> ASSIGNMENT:
Copy each line in the data below that contains the word "Enviroment".

· · · · · · ·

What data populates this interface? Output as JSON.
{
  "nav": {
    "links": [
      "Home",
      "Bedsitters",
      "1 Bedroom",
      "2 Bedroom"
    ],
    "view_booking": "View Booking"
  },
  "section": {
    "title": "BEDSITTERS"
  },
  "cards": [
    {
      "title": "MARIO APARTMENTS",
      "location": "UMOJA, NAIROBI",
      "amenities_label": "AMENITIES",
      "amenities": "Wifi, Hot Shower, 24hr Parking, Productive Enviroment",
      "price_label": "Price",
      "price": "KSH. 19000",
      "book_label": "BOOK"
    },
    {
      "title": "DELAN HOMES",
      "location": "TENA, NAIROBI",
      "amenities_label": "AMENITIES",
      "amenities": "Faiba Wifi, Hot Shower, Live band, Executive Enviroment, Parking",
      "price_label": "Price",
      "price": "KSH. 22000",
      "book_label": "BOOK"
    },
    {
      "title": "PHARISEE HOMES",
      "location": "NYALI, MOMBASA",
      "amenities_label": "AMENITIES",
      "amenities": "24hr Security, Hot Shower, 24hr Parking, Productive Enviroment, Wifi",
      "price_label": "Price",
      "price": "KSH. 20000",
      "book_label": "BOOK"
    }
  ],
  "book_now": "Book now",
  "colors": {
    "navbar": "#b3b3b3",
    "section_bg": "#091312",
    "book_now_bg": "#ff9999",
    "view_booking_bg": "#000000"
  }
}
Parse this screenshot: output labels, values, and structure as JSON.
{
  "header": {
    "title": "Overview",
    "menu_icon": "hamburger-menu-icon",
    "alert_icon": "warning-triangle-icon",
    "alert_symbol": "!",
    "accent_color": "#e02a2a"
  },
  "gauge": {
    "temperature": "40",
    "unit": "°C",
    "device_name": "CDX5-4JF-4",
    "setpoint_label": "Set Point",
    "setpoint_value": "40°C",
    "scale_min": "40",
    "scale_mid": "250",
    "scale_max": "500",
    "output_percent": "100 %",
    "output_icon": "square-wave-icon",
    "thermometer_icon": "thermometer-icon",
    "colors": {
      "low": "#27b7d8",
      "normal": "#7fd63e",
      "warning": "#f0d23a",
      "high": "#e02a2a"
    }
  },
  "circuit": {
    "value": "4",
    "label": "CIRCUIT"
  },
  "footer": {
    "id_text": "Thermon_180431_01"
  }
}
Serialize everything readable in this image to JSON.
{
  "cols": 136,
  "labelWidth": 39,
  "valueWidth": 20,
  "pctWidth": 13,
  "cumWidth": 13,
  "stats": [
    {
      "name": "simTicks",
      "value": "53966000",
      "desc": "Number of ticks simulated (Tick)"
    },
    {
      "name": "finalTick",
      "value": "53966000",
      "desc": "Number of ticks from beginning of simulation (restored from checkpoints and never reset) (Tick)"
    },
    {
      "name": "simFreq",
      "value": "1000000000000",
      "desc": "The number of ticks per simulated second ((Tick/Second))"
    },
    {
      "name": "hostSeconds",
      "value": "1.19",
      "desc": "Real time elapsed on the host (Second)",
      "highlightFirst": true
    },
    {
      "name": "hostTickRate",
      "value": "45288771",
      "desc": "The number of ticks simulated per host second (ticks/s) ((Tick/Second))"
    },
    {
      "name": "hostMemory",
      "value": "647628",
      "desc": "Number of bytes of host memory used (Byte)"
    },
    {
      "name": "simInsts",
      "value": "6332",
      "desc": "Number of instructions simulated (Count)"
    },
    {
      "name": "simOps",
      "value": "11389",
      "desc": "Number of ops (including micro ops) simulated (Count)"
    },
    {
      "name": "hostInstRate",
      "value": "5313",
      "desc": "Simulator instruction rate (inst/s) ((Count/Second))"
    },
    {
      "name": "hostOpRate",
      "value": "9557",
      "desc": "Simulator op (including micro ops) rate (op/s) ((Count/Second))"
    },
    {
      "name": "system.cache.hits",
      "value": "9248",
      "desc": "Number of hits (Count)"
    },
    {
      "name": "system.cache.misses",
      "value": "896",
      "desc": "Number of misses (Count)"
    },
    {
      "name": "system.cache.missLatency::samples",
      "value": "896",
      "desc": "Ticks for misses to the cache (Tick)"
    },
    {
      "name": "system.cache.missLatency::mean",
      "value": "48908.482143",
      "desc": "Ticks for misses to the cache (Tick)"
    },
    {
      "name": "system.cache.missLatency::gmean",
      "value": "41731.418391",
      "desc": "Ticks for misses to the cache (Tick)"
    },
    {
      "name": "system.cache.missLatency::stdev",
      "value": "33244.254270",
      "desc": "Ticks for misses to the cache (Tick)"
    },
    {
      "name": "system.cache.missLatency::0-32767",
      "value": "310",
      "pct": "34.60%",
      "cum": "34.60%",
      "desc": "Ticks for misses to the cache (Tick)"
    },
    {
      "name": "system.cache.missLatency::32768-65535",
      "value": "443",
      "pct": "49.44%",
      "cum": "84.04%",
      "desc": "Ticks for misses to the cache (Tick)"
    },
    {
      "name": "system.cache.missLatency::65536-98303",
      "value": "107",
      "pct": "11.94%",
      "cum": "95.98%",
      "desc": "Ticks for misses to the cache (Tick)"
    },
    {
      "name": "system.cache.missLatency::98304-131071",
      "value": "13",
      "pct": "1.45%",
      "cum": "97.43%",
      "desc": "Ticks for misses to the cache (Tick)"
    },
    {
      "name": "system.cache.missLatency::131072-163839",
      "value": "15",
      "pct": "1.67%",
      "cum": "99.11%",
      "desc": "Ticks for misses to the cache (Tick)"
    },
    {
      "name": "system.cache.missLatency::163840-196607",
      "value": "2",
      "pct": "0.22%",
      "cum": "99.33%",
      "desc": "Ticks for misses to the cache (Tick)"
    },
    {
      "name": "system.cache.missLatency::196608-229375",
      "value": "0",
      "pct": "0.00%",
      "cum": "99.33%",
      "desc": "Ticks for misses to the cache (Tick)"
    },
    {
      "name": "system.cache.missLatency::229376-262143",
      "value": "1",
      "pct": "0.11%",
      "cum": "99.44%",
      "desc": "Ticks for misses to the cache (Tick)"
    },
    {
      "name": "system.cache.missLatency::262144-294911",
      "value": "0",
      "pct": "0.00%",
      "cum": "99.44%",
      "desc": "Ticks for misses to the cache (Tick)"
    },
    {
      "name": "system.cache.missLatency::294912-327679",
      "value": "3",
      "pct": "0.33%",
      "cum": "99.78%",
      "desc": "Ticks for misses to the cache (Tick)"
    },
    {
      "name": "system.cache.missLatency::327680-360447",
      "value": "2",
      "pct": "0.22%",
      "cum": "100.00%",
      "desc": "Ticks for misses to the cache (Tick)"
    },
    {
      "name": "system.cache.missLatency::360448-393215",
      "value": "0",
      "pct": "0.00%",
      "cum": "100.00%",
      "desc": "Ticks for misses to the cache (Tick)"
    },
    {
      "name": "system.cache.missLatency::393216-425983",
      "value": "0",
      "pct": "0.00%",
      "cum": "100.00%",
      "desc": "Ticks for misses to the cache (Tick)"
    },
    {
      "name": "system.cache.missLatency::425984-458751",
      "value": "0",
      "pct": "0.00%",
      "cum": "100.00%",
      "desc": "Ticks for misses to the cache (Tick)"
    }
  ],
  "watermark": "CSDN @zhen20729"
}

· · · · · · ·

> YOUR RESPONSE:
      "amenities": "Wifi, Hot Shower, 24hr Parking, Productive Enviroment",
      "amenities": "Faiba Wifi, Hot Shower, Live band, Executive Enviroment, Parking",
      "amenities": "24hr Security, Hot Shower, 24hr Parking, Productive Enviroment, Wifi",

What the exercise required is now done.